The developers are connected to their growing base of user via the @mindotus twitter account, the Min.us Facebook page and the Min.us feedback forum. In my experience, they have been very responsive to issues I’ve had such as the problem installing the Min.us desktop tool on my 64-bit Ubuntu system. When installing the Min.us desktop tool on x64 Ubuntu, you will get this message:
- Fire up the terminal and type “sudo dpkg -i –force-architecture /path/to/minusubuntu.deb“. You’ll be prompted for your password; Enter it.
- You’ll get this warning:
dpkg: warning: overriding problem because –force enabled: package architecture (i386) does not match system (amd64)
and be alerted to more potential dependency problems:
Selecting previously deselected package minus-desktop-tool.

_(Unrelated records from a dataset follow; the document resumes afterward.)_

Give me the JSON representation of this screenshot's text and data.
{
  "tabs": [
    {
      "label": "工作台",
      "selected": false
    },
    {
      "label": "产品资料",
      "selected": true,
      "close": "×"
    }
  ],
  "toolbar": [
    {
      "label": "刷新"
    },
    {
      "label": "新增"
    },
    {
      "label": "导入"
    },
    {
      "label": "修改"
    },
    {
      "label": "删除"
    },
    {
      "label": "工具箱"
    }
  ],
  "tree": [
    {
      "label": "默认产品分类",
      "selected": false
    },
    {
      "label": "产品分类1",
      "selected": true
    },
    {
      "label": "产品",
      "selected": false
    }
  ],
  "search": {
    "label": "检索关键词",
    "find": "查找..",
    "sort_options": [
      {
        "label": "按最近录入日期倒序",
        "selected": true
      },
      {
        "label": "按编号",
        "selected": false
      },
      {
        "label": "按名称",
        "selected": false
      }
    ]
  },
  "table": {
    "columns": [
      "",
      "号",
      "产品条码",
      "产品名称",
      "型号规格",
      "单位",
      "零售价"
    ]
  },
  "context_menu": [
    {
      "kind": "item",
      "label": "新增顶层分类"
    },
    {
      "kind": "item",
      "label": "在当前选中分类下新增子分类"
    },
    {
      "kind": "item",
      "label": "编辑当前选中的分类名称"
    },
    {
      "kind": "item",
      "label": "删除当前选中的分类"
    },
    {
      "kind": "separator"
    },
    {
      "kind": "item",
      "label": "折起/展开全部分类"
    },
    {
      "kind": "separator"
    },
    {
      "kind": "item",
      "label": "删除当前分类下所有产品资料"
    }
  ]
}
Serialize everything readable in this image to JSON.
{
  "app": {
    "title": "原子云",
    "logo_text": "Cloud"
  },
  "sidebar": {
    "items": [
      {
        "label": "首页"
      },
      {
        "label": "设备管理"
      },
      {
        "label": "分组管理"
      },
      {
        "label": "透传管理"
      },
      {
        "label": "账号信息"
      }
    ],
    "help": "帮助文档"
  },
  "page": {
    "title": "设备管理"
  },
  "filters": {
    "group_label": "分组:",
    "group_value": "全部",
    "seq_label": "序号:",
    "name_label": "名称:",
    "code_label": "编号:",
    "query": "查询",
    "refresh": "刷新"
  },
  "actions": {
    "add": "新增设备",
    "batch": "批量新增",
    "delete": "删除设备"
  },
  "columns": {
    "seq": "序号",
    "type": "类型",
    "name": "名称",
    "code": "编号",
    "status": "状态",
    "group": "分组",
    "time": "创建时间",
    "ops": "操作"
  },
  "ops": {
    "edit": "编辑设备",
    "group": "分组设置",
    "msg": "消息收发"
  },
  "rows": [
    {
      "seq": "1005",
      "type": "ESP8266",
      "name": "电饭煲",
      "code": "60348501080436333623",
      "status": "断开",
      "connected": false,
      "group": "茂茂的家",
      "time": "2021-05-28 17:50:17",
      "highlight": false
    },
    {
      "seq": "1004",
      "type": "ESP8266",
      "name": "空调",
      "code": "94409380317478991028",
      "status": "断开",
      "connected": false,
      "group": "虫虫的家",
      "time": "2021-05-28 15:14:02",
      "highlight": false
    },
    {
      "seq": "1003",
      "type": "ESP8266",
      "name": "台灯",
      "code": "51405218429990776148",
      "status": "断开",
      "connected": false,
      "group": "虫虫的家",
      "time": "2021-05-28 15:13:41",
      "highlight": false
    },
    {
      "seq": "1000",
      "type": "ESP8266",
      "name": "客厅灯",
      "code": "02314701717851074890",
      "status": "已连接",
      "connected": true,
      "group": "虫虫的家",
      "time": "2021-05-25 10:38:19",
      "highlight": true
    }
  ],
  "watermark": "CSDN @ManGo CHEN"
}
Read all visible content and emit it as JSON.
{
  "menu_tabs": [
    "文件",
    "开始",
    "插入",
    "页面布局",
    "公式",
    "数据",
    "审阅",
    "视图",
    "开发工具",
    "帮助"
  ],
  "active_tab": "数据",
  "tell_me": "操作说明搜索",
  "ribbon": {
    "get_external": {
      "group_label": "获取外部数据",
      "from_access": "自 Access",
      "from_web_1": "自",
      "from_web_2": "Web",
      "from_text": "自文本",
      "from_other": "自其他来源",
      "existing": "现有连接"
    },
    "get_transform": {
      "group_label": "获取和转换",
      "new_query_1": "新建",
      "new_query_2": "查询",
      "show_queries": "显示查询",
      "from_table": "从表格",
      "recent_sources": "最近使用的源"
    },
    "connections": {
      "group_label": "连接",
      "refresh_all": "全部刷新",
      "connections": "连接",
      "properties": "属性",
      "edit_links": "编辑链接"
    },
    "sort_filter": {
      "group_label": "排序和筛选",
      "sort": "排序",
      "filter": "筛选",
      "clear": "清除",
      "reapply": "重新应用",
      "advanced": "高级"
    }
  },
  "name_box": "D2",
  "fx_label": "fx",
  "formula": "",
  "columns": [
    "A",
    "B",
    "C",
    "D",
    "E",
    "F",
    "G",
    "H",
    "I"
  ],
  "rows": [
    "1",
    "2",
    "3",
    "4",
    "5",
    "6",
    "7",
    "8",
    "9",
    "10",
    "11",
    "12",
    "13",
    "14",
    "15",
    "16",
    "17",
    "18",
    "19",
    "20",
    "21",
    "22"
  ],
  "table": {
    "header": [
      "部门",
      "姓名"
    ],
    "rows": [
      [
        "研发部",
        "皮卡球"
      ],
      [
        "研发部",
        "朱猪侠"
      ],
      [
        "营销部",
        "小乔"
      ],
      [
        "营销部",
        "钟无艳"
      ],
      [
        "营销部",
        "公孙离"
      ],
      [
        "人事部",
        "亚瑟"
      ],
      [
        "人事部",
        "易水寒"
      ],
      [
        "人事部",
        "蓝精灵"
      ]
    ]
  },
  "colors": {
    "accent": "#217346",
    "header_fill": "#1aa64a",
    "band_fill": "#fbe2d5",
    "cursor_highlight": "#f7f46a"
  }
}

(Reading database … 164082 files and directories currently installed.)
Unpacking minus-desktop-tool (from …/jane/Downloads/minusubuntu.deb) …
dpkg: dependency problems prevent configuration of minus-desktop-tool:
minus-desktop-tool depends on libqt4-gui (>= 4.7); however:
Package libqt4-gui is not installed.
minus-desktop-tool depends on libqt4-core (>= 4.7); however:
Package libqt4-core is not installed.
dpkg: error processing minus-desktop-tool (–install):
dependency problems – leaving unconfigured
Processing triggers for desktop-file-utils …
Processing triggers for python-gmenu …
Processing triggers for python-support …
Errors were encountered while processing:
- The key takeaway from that glob of text is that: you need to install the following packages: libqt4-gui and libqt4-core. Do this by typing:
“apt-get install libqt4-gui libqt4-core” which should spit out this message:
The following extra packages will be installed: libqt4-designer libqt4-opengl libqt4-script libqt4-svg libqt4-test
The following NEW packages will be installed: libqt4-core libqt4-designer libqt4-gui libqt4-opengl libqt4-script libqt4-svg libqt4-test
- As for Camtasia Studio alternatives, I’ve currently working with Pitivi Video Editor (reviewed on LWN) and recently released OpenShot Video Editor. So far, I’m cautiously optimistic about OpenShot which was featured on LWN.net.